So, volumes are way down. But what hasn't happened is a wholesale collapse in prices. Compare this year with the credit crunch and things look very different. In Marbella, for instance, the credit crunch saw prices fall by a third over 5 years. There was a huge oversupply of new development, and developers going bankrupt leaving huge half-completed projects. That's simply not happening this time round.
Thus far, statistics. But what's happening on the ground?
In foreigner-orientated markets like Ibiza and the southern coast, the mid-market appears to have been hit worst. Some of the ultra luxury projects, above EUR 2m or so, are still doing well; at this level, there are limited new properties available, and the ultra-rich aren't too bothered by having to quarantine for a couple of weeks.

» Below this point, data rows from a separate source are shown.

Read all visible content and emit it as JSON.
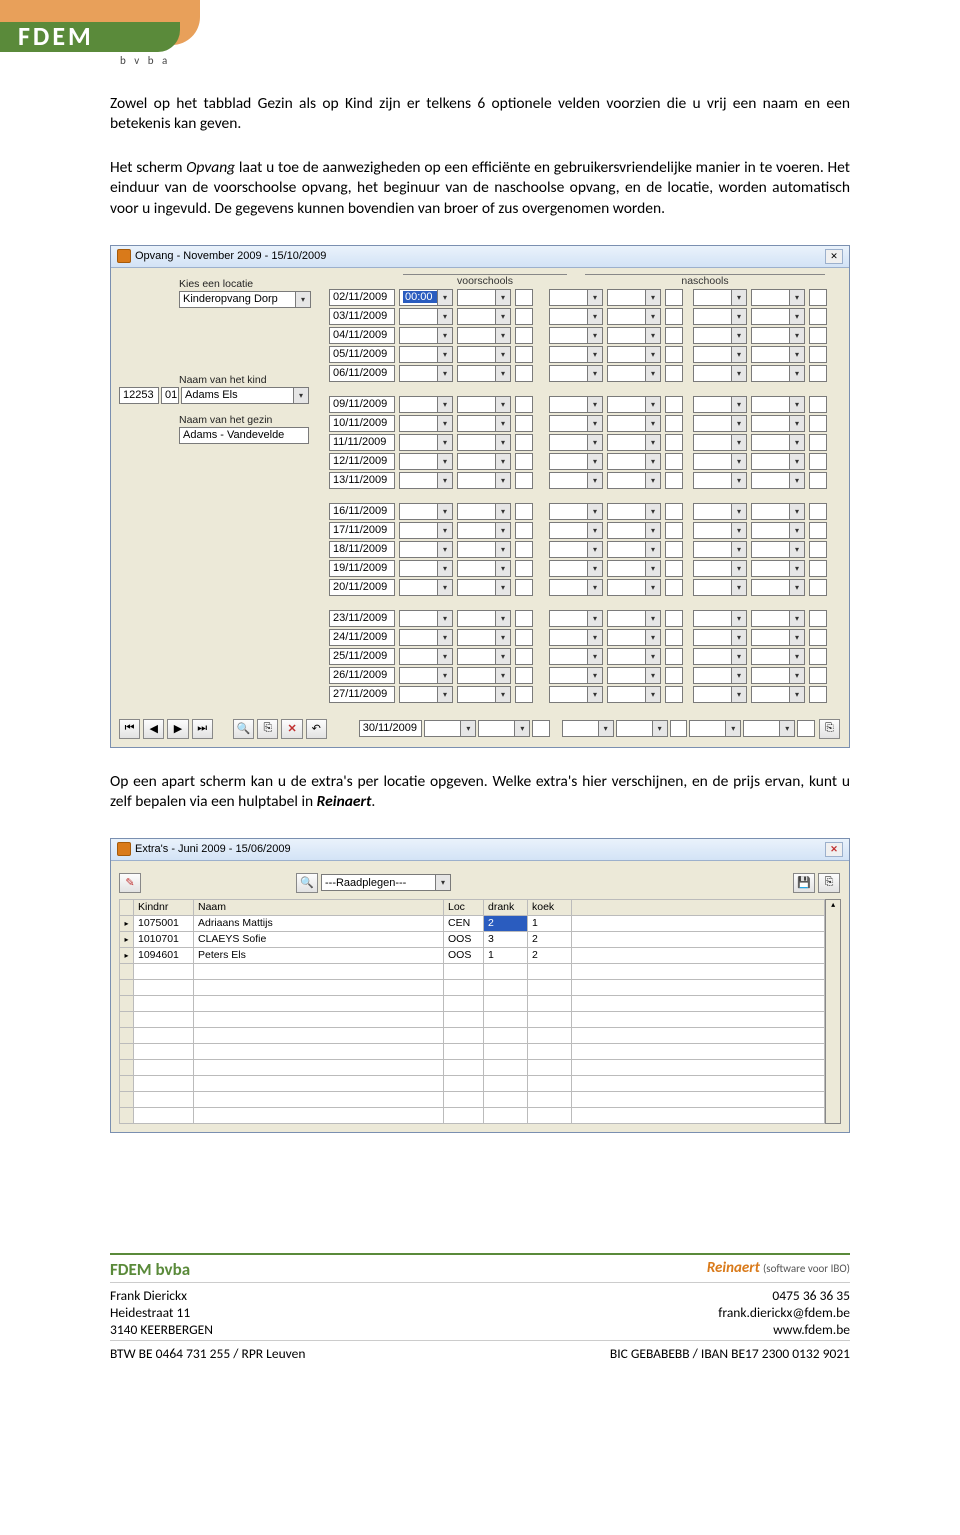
{
  "logo": {
    "name": "FDEM",
    "sub": "b v b a"
  },
  "para1": "Zowel op het tabblad Gezin als op Kind zijn er telkens 6 optionele velden voorzien die u vrij een naam en een betekenis kan geven.",
  "para2_a": "Het scherm ",
  "para2_em": "Opvang",
  "para2_b": " laat u toe de aanwezigheden op een efficiënte en gebruikersvriendelijke manier in te voeren. Het einduur van de voorschoolse opvang, het beginuur van de naschoolse opvang, en de locatie, worden automatisch voor u ingevuld. De gegevens kunnen bovendien van broer of zus overgenomen worden.",
  "opvang": {
    "title": "Opvang   -   November 2009   -   15/10/2009",
    "lbl_locatie": "Kies een locatie",
    "locatie": "Kinderopvang Dorp",
    "hdr_voor": "voorschools",
    "hdr_na": "naschools",
    "lbl_kind": "Naam van het kind",
    "kind_id1": "12253",
    "kind_id2": "01",
    "kind_naam": "Adams Els",
    "lbl_gezin": "Naam van het gezin",
    "gezin": "Adams - Vandevelde",
    "time_sel": "00:00",
    "week1": [
      "02/11/2009",
      "03/11/2009",
      "04/11/2009",
      "05/11/2009",
      "06/11/2009"
    ],
    "week2": [
      "09/11/2009",
      "10/11/2009",
      "11/11/2009",
      "12/11/2009",
      "13/11/2009"
    ],
    "week3": [
      "16/11/2009",
      "17/11/2009",
      "18/11/2009",
      "19/11/2009",
      "20/11/2009"
    ],
    "week4": [
      "23/11/2009",
      "24/11/2009",
      "25/11/2009",
      "26/11/2009",
      "27/11/2009"
    ],
    "last": "30/11/2009"
  },
  "para3_a": "Op een apart scherm kan u de extra's per locatie opgeven. Welke extra's hier verschijnen, en de prijs ervan, kunt u zelf bepalen via een hulptabel in ",
  "para3_em": "Reinaert",
  "para3_b": ".",
  "extras": {
    "title": "Extra's   -   Juni 2009   -   15/06/2009",
    "mode": "---Raadplegen---",
    "cols": [
      "Kindnr",
      "Naam",
      "Loc",
      "drank",
      "koek"
    ],
    "rows": [
      {
        "nr": "1075001",
        "naam": "Adriaans Mattijs",
        "loc": "CEN",
        "drank": "2",
        "koek": "1",
        "sel": true
      },
      {
        "nr": "1010701",
        "naam": "CLAEYS Sofie",
        "loc": "OOS",
        "drank": "3",
        "koek": "2",
        "sel": false
      },
      {
        "nr": "1094601",
        "naam": "Peters Els",
        "loc": "OOS",
        "drank": "1",
        "koek": "2",
        "sel": false
      }
    ]
  },
  "footer": {
    "company": "FDEM bvba",
    "product": "Reinaert",
    "product_sub": "(software voor IBO)",
    "name": "Frank Dierickx",
    "phone": "0475 36 36 35",
    "addr": "Heidestraat 11",
    "email": "frank.dierickx@fdem.be",
    "city": "3140 KEERBERGEN",
    "web": "www.fdem.be",
    "btw": "BTW BE 0464 731 255 / RPR Leuven",
    "bank": "BIC GEBABEBB / IBAN BE17 2300 0132 9021"
  }
}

Epic Marbella, for instance, claims it's been selling well.
On the other hand, resale properties have been selling at discounts of 20%, and in some cases as much as 40%, to the asking price. Some sellers really need to sell - particularly as seasonal rental income has completely dried up - and canny buyers can get good deals.

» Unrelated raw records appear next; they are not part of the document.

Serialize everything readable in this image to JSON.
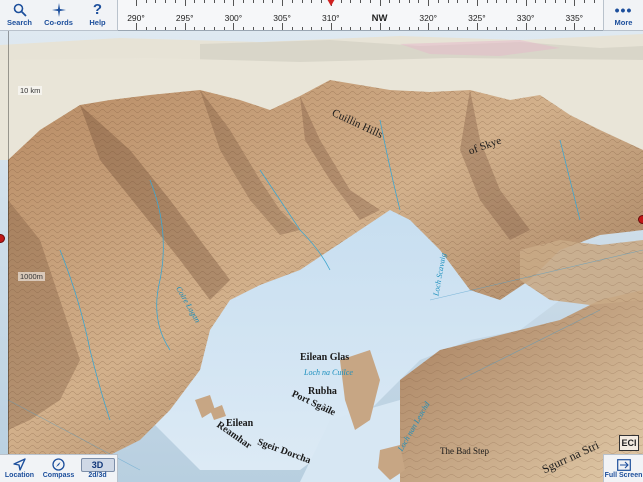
{
  "toolbar": {
    "search_label": "Search",
    "coords_label": "Co-ords",
    "help_label": "Help",
    "more_label": "More"
  },
  "bearing": {
    "ticks": [
      "290°",
      "295°",
      "300°",
      "305°",
      "310°",
      "NW",
      "320°",
      "325°",
      "330°",
      "335°"
    ],
    "current": "310°"
  },
  "scale": {
    "top_label": "10 km",
    "mid_label": "1000m"
  },
  "map_labels": {
    "cuillin": "Cuillin Hills",
    "skye": "of Skye",
    "loch_scavaig": "Loch Scavaig",
    "eilean_glas": "Eilean Glas",
    "loch_na_cuilce": "Loch na Cuilce",
    "rubha_port": "Rubha",
    "port_sgaile": "Port Sgàile",
    "eilean_reamhar": "Eilean",
    "reamhar": "Reamhar",
    "sgeir_dorcha": "Sgeir Dorcha",
    "loch_nan_leachd": "Loch nan Leachd",
    "bad_step": "The Bad Step",
    "sgurr_na_stri": "Sgurr na Stri",
    "lag_a_bhaird": "Coire Lagan"
  },
  "bottom": {
    "location_label": "Location",
    "compass_label": "Compass",
    "mode_label": "2d/3d",
    "mode_value": "3D",
    "fullscreen_label": "Full Screen"
  },
  "ecl_label": "ECl"
}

We also hear that while as a whole Spain doesn't have a big oversupply problem, some local markets have issues. For instance, Estepona has a lot of new mid-market developments; they were already selling rather slowly, and the further shrinking of the market could present a problem.
Developments which are now coming to completion are probably going to do well, as are further phases of existing resorts. But finance has become more difficult to get, with banks wanting to see not just a strong contribution from equity finance, but also high commercialisation levels before they agree to debt-finance a project.

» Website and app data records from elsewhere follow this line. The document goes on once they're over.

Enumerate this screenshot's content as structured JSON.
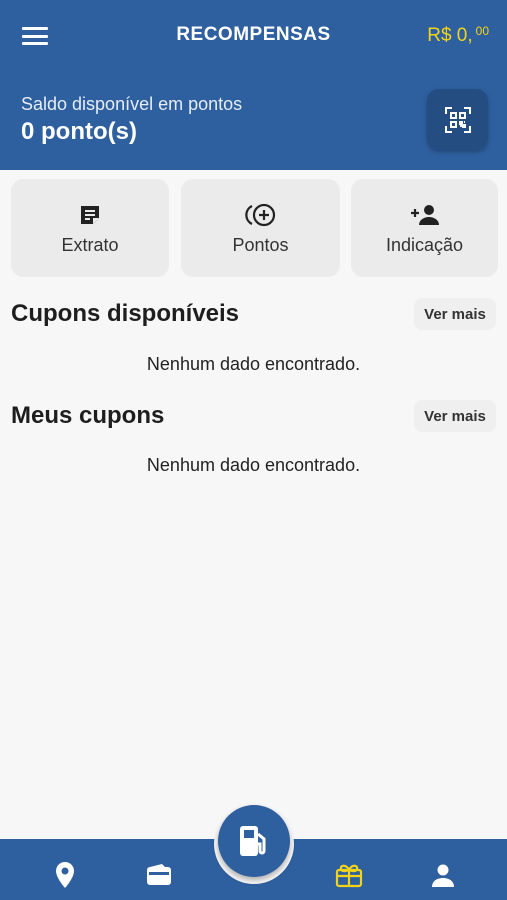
{
  "header": {
    "title": "RECOMPENSAS",
    "balance_main": "R$ 0,",
    "balance_cents": "00",
    "saldo_label": "Saldo disponível em pontos",
    "saldo_value": "0 ponto(s)"
  },
  "actions": [
    {
      "label": "Extrato",
      "icon": "note-icon"
    },
    {
      "label": "Pontos",
      "icon": "add-coin-icon"
    },
    {
      "label": "Indicação",
      "icon": "add-person-icon"
    }
  ],
  "sections": {
    "cupons_disponiveis": {
      "title": "Cupons disponíveis",
      "more": "Ver mais",
      "empty": "Nenhum dado encontrado."
    },
    "meus_cupons": {
      "title": "Meus cupons",
      "more": "Ver mais",
      "empty": "Nenhum dado encontrado."
    }
  },
  "nav": [
    "location-pin-icon",
    "wallet-icon",
    "fuel-pump-icon",
    "gift-icon",
    "person-icon"
  ],
  "colors": {
    "primary": "#2e5f9e",
    "accent": "#f2d31b",
    "background": "#f7f7f7"
  }
}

That means newer projects are less likely to be bank financed and more likely to be crowdfunded, or funded by private funds and investors who are charging significantly higher rates. Higher interest rates - and we're talking 8-9% instead of 2-3%, for instance - ratchet up the risk.
Banks are also beginning to get very choosy about mortgage lending. That's not going to help the market recover. And while currently the government is helping individuals pay the bills, if jobs disappear or wages are cut, that will eventually factor through to lower rents in the cities, and that, in the end, will reduce prices for residential real estate. (Of course, the foreigner-focused markets may see a somewhat different experience.)
That's led the most pessimistic of the forecasters, Forcadell, to predict a 16% fall in property prices during 2020 and 2021 - still some way short of the credit crunch. Consensus, on the other hand, is for a fall in prices of 6% this year - though some areas will be hit much harder, with the Andalucian coast down by as much as 18%. And the Bank of Spain has warned that recovery will not be complete till we know how we exit the pandemic. So this certainly isn't a market without risk.
Considerations for 2021
Given the data we have so far on 2020, the jury's out on what's going to happen in Spanish property. But there are a few good pointers for successful investment, even so.
• Make sure that a 20% fall in prices wouldn't put you in an untenable position. If you're buying for long term investment, you need to be sure the next couple of years won't break you.
• Do intensive research on the exact zone and the type of property you're interested in - data on the Spanish market as a whole is going to be of limited use this year and next.
• Don't buy offplan in early stage developments. Look for well advanced developments that either are complete, or will complete soon, and have a majority of units already reserved or sold.
• If you want a bargain, look for resale properties from motivated sellers and make sure you have your finance ready (or be ready to pay cash).